» **Activity**: The lines to return are those below that contain the word "Inwarding".

[Data records]
++++++

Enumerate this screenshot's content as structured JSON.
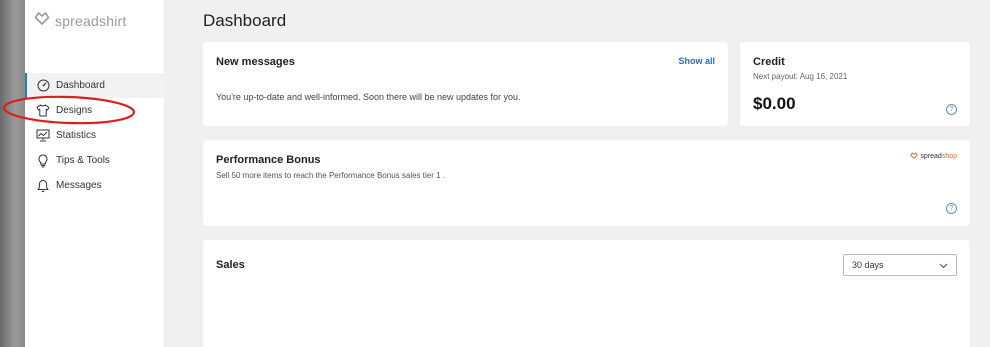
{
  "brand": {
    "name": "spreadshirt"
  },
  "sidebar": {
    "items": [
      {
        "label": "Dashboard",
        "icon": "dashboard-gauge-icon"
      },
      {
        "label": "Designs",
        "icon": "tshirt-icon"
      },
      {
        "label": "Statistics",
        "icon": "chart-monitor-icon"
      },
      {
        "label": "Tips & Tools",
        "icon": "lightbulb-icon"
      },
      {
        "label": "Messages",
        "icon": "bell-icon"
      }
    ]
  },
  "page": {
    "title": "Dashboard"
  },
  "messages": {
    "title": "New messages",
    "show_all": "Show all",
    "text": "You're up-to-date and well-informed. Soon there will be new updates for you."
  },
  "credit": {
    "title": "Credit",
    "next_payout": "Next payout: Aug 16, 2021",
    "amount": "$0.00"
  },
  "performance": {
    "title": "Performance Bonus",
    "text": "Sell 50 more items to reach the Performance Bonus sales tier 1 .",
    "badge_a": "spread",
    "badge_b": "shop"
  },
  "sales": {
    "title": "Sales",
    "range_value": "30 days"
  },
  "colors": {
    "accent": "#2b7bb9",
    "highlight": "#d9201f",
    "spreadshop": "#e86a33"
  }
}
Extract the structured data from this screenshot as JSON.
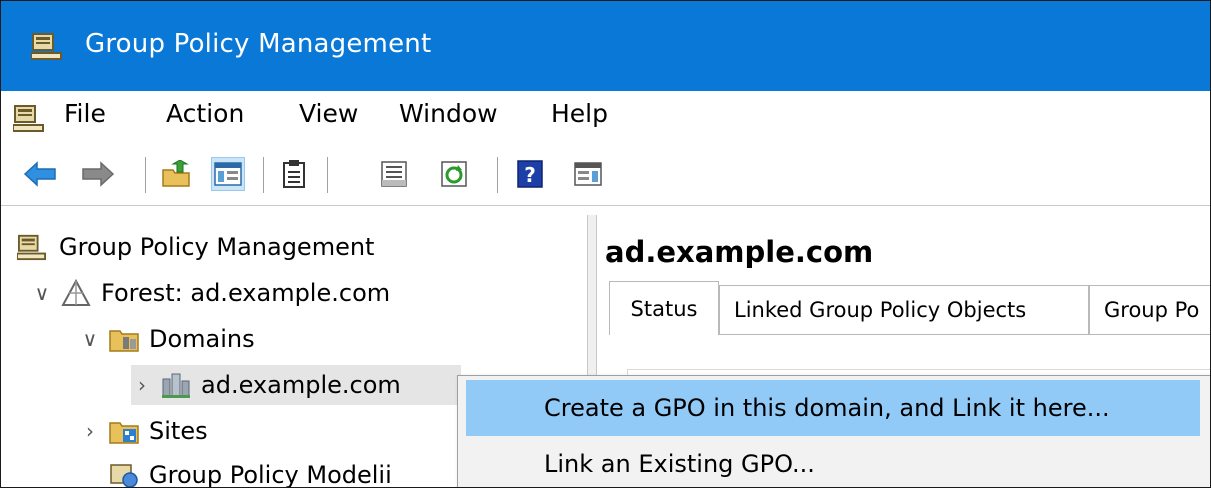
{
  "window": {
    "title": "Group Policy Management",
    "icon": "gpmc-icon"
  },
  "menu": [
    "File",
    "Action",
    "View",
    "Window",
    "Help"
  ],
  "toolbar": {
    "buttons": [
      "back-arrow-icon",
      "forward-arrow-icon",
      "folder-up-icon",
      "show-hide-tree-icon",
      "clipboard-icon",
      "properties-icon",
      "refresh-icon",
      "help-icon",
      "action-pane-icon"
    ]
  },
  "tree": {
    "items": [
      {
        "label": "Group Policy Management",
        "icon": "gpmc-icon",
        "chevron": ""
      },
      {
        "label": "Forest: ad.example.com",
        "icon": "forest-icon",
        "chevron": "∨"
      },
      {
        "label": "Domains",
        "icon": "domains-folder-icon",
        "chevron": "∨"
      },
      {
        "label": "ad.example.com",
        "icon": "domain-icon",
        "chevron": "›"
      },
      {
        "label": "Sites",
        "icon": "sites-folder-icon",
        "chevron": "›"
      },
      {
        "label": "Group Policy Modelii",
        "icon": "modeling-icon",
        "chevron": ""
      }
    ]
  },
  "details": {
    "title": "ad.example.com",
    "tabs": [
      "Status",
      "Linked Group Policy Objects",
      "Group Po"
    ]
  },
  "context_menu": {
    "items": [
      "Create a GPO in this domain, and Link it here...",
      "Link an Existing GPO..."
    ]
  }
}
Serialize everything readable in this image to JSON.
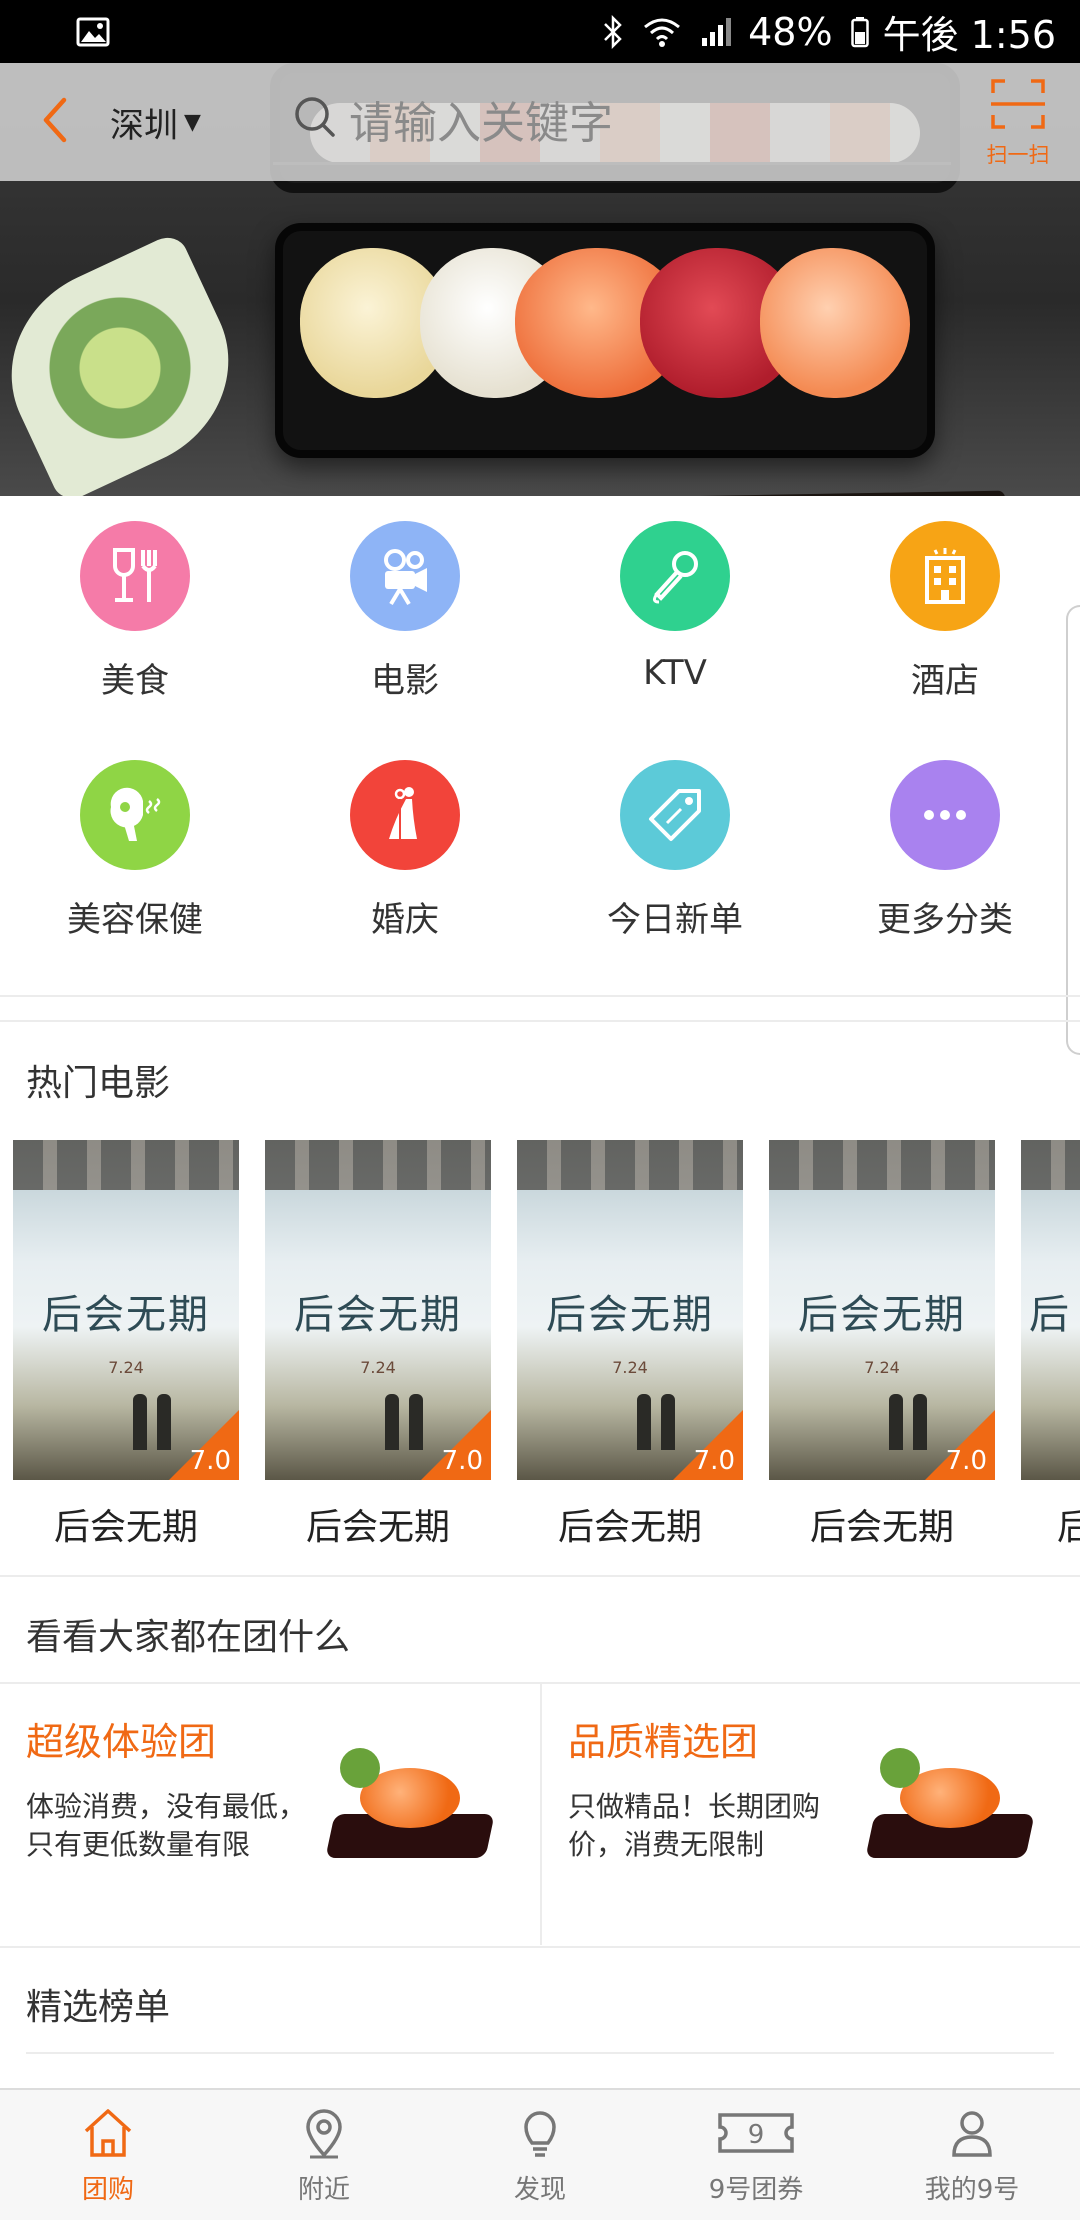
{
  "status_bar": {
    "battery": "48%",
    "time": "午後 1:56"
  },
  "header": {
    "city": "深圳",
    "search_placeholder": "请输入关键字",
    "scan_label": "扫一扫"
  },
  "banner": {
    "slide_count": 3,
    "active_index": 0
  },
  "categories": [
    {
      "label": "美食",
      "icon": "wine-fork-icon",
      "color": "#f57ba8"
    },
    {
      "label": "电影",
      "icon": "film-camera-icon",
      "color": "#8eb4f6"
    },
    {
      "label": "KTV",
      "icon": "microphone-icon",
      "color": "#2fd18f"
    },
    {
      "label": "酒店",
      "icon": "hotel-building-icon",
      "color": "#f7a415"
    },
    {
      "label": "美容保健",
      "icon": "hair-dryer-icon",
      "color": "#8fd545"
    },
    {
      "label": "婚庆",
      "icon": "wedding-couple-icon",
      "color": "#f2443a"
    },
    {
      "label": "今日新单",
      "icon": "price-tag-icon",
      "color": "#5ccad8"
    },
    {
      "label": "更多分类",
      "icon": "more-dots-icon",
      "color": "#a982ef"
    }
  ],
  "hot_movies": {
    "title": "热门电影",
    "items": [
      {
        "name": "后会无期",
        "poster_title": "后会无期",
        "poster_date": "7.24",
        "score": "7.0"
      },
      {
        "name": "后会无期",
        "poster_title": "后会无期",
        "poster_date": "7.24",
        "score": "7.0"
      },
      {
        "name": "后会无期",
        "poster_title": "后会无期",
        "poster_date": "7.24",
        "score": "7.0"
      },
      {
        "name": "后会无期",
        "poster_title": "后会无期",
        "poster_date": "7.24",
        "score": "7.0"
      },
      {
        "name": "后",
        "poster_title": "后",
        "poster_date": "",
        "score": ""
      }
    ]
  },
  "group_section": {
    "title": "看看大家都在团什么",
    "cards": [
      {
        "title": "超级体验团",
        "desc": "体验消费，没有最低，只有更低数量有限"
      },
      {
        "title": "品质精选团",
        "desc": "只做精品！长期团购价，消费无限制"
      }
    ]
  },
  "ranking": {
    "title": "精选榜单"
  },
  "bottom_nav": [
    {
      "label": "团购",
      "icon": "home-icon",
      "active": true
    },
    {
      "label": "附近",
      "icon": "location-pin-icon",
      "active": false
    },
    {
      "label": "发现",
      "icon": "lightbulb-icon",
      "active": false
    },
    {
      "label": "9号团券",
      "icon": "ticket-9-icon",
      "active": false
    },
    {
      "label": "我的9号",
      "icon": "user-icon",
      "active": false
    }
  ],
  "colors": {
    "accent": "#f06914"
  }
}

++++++

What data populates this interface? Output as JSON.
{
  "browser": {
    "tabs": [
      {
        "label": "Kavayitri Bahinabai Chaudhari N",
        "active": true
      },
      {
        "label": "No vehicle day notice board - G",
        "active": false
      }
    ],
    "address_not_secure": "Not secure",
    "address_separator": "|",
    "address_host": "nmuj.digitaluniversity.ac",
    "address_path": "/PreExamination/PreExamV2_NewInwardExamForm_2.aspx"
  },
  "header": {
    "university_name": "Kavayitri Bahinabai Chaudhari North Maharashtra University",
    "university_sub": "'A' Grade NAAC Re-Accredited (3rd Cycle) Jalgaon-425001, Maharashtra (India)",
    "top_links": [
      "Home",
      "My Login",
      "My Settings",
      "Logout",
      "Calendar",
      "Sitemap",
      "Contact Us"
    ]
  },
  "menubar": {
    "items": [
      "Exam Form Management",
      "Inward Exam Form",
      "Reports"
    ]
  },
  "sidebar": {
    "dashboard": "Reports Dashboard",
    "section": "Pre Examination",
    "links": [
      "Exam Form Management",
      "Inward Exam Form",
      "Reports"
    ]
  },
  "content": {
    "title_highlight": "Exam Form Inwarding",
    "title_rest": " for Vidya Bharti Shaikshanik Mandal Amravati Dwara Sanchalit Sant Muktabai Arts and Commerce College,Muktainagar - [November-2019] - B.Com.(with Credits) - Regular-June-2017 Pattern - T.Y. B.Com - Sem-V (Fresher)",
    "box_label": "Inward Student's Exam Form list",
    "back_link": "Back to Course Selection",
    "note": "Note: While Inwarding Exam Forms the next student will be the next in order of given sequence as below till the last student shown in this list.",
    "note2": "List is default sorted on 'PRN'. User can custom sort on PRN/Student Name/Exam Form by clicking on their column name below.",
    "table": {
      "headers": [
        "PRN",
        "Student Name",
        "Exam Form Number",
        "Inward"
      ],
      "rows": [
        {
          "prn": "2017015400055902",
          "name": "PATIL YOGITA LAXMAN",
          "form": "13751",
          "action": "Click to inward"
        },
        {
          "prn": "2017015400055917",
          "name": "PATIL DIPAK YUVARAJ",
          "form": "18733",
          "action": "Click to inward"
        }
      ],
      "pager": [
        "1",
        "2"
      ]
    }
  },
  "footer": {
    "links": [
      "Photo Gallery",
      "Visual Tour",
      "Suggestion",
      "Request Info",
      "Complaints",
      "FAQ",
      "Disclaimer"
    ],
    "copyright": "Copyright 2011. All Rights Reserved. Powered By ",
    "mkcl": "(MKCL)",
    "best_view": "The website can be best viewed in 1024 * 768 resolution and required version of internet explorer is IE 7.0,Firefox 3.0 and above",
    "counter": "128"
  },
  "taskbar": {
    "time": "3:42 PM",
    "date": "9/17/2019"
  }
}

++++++

» **The completed task**:
    "title_highlight": "Exam Form Inwarding",
    "note": "Note: While Inwarding Exam Forms the next student will be the next in order of given sequence as below till the last student shown in this list.",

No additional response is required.